‘He ascended into heaven, and sitteth at the right hand of God the Father Almighty’
Timothy Cross continues looking at the Apostles’ Creed
Forty days after Jesus’ victorious resurrection, Scripture tells us that Christ ‘was taken up into heaven and sat down at the right hand of God’ (Mark 16:19).
Luke recorded this event in some detail. He wrote how, on the Mount of Olives, ‘as they were looking on, he was lifted up, and a cloud took him out of their sight’ (Acts 1:9).
Fittingly then, the incomparable Christ who is the eternal Son of God both entered into and exited from this world in a supernatural manner.
Christ’s ascension was his homecoming.
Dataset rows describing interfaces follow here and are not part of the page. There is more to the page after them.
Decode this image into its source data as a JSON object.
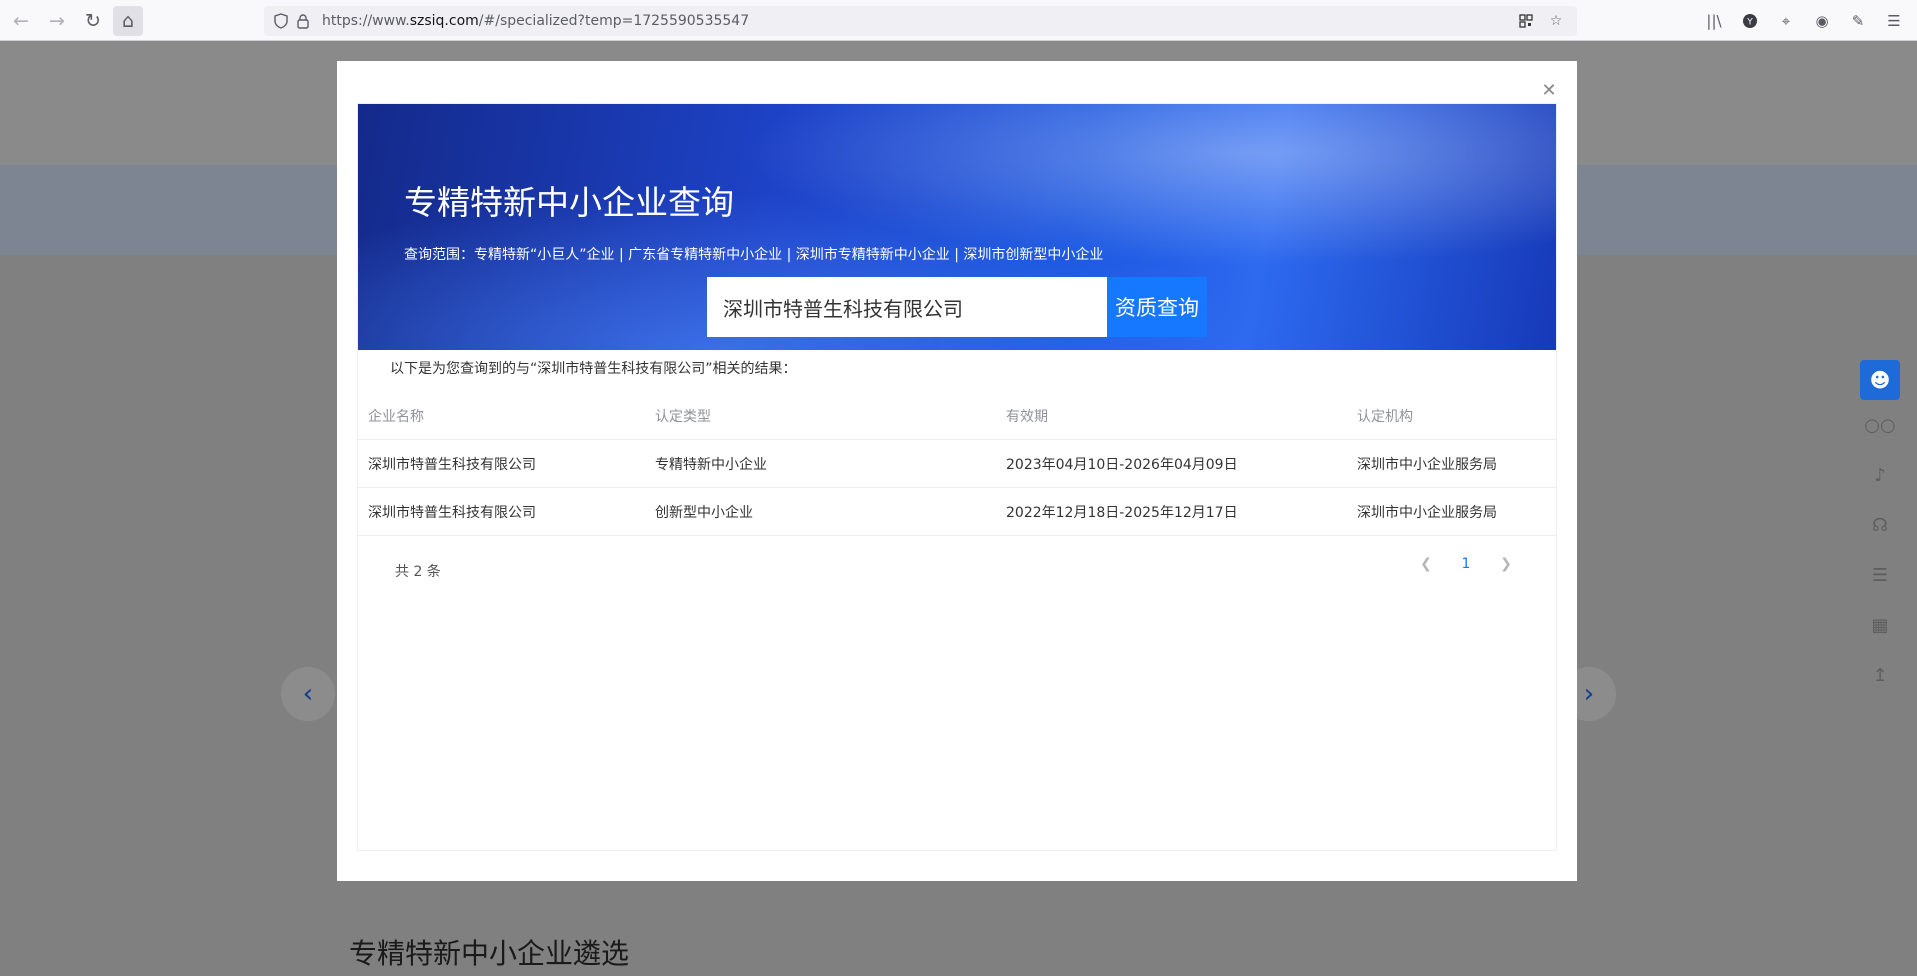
{
  "browser": {
    "url_prefix": "https://www.",
    "url_host": "szsiq.com",
    "url_path": "/#/specialized?temp=1725590535547"
  },
  "modal": {
    "title": "专精特新中小企业查询",
    "scope": "查询范围：专精特新“小巨人”企业 | 广东省专精特新中小企业 | 深圳市专精特新中小企业 | 深圳市创新型中小企业",
    "search": {
      "value": "深圳市特普生科技有限公司",
      "button": "资质查询"
    },
    "result_caption": "以下是为您查询到的与“深圳市特普生科技有限公司”相关的结果：",
    "table": {
      "headers": [
        "企业名称",
        "认定类型",
        "有效期",
        "认定机构"
      ],
      "rows": [
        [
          "深圳市特普生科技有限公司",
          "专精特新中小企业",
          "2023年04月10日-2026年04月09日",
          "深圳市中小企业服务局"
        ],
        [
          "深圳市特普生科技有限公司",
          "创新型中小企业",
          "2022年12月18日-2025年12月17日",
          "深圳市中小企业服务局"
        ]
      ]
    },
    "total": "共 2 条",
    "current_page": "1"
  },
  "background": {
    "section_title": "专精特新中小企业遴选"
  },
  "icons": {
    "back": "back-arrow-icon",
    "forward": "forward-arrow-icon",
    "reload": "reload-icon",
    "home": "home-icon",
    "close": "close-icon"
  },
  "colors": {
    "accent": "#1677ff",
    "overlay": "#808080"
  }
}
We can only imagine the scene of triumph and jubilation as he re-entered heaven’s glory, having accomplished his mission of procuring the salvation of God’s elect.
Psalm 24, however, gives us prophetic insight into that scene of triumphant joy: ‘Lift up your heads, O gates! And be lifted up, O ancient doors! … Who is the King of glory? The Lord, strong and mighty, the Lord, mighty in battle!’
Surprisingly, Christ’s ascension is rarely considered. Yet it has great pastoral implications for believers. John Calvin explained: ‘By his ascension into heaven he has opened to us the gate of the kingdom of heaven which was closed to everyone in Adam.
‘In fact he has entered into heaven with our human nature, in our name as it were, so that in him we already possess heaven through hope and sit with him in the heavenly realms. And it is for our good that he has entered into God’s sanctuary – a sanctuary not made by man’s hand’.
The Lord Jesus described heaven as ‘My Father’s house’, and went on to say to his disciples that he was going there ‘to prepare a place for you’ (John 14:1-2).
Heaven then is a prepared place for a prepared people. By his atoning death the Lord Jesus has made his people fit for heaven – and ever since his ascension the Lord Jesus has been getting heaven ready for his people!
‘Jesus Christ has gone into heaven and is at the right hand of God, with angels, authorities and powers subject to him’ (1 Peter 3:22). Christ’s coronation followed his ascension.
‘The right hand of God’ refers to the place of supreme honour, authority, power and pre-eminence. God the Father bestowed on his Son the highest honour and accolade because of the perfection of his redeeming work.
Christ was ‘crowned with glory and honour because of the suffering of death’ (Hebrews 2:9). ‘He … became obedient unto death, even death on a cross. Therefore God has highly exalted him and bestowed on him the name which is above every name’ (Philippians 2:8-9). At God’s right hand, Christ is both an exalted king and eternal priest.
The head that once was crowned with thorns
Is crowned with glory now
A royal diadem adorns
The mighty Victor’s brow.
The highest place that heaven affords
Is his by sovereign right
The King of kings and Lord of lords
And heaven’s eternal light.
Christians contend for Christ’s crown and covenant. Jesus reigns! From his exalted position, he rules over all things for the glory of his name and blessing of his church – the people he died to redeem.
God the Father ‘raised him from the dead and made him sit at his right hand in the heavenly places, far above all rule and authority and power and dominion and above every name that is named … and he has put all things under his feet and has made him the head over all things for the church’ (Ephesians 1:20-22).
Whilst Christ’s ascension marked the completion and conclusion of his earthly mission, paradoxically, his ministry still continues. At God’s right hand he prays for his own. ‘Christ Jesus is at the right hand of God, who indeed intercedes for us’ (Romans 8:34). ‘He always lives to make intercession for them’ (Hebrews 7:25).
Christ’s intercession is a facet of his high priestly ministry. The Old Testament priesthood was instituted to offer sacrifices for sin and make supplications to God. At Calvary, Christ offered his own self once for all as a perfect sacrifice for the sins of all God’s elect.
Now, by his continual intercession, he keeps his people in the benefit of his sacrifice. ‘If any one does sin, we have an advocate with the Father, Jesus Christ the righteous’ (1 John 2:1).
He pleads our case by pleading his case! He has fully atoned for our sins and God the Father accepts us on the basis of his finished work. His sacrifice is complete. His supplication will continue until we are saved to sin no more. Blessed be his name!